Claude Arthus-Bertrand (1769-1840) was a French army officer during the French Revolution. In the Napoleonic era, he founded a firm (Arthus-Bertrand, 1803 – present) that specializes in producing military medals, decorations, and insignia, often for the French government. Arthus-Bertrand was also an enthusiast of scientific expeditions and founded a publisher to promote them, which became the official editor of the Ministère de la Marine in the 1830s, where it oversaw the publication of the accounts of the 1836 – 1837 Bonite expedition that circumnavigated the globe. Learn More...

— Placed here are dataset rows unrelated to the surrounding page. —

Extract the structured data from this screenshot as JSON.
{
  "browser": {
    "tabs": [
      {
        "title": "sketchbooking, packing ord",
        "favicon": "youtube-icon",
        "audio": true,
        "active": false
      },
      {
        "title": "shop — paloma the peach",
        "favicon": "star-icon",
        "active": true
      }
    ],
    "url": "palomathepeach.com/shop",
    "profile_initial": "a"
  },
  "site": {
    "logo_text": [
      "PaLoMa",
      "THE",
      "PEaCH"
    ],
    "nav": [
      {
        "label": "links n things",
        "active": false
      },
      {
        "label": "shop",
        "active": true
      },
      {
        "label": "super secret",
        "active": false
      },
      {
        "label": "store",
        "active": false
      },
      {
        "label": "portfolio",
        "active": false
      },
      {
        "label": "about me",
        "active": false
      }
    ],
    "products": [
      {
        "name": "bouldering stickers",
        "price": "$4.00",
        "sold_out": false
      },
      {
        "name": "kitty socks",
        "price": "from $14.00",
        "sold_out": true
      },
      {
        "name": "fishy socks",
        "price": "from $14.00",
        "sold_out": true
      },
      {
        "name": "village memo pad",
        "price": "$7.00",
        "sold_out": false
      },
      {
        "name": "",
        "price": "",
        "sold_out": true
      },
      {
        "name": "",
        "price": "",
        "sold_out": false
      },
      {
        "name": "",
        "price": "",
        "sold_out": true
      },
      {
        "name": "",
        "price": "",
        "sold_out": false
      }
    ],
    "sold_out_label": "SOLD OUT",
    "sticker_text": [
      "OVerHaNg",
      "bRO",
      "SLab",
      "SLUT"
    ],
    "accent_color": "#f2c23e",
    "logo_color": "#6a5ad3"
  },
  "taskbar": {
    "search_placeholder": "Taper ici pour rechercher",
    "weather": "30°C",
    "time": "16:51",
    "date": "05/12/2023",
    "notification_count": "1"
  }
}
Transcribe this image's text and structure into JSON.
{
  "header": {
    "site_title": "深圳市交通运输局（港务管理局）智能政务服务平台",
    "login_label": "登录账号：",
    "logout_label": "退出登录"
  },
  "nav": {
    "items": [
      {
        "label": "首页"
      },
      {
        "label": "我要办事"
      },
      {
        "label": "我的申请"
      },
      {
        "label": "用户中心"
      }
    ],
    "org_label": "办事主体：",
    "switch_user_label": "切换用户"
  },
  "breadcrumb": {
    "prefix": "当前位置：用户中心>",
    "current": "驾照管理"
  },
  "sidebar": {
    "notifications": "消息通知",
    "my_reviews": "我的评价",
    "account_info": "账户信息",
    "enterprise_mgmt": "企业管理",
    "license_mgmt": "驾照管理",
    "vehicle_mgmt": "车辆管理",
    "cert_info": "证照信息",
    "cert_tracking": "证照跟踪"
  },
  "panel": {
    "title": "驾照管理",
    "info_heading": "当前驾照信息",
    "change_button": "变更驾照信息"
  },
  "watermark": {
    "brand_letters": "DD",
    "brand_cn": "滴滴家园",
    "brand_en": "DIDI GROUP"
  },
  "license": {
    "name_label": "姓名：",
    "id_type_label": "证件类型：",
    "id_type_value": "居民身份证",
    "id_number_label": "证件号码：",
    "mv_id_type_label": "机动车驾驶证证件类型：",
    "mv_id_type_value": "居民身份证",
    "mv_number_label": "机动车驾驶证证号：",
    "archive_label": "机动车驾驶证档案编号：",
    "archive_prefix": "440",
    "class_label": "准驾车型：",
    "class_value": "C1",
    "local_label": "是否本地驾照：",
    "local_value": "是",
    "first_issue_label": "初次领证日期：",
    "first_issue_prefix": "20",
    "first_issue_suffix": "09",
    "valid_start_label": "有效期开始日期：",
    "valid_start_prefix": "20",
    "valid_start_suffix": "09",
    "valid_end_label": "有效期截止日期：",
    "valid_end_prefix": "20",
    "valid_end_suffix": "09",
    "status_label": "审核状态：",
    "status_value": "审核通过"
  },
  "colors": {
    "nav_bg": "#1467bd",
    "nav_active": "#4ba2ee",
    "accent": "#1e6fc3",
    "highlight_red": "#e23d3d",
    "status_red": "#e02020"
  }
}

Ackermann (1795 - 199x) was a British publishing firm founded by Rudolph Ackermann (April 20, 1764 - March 30, 1834). First known as R. Ackermann and Company, Ackermann's three sons took over the business when their father retired. The firm was known as A. Ackermann and Son in the early 20th century and had offices in London, Paris, New York, and Chicago. Their New York office was exceptionally prolific, issuing work for both the private and government sectors. Ackermann was acquired in late 1990s and the imprint resurrected. Learn More...
Album Historique, (Paris: Arthus Bertrand) c. 1841.
Very good. Toning in the margins.
OCLC 221645138, 1040060142.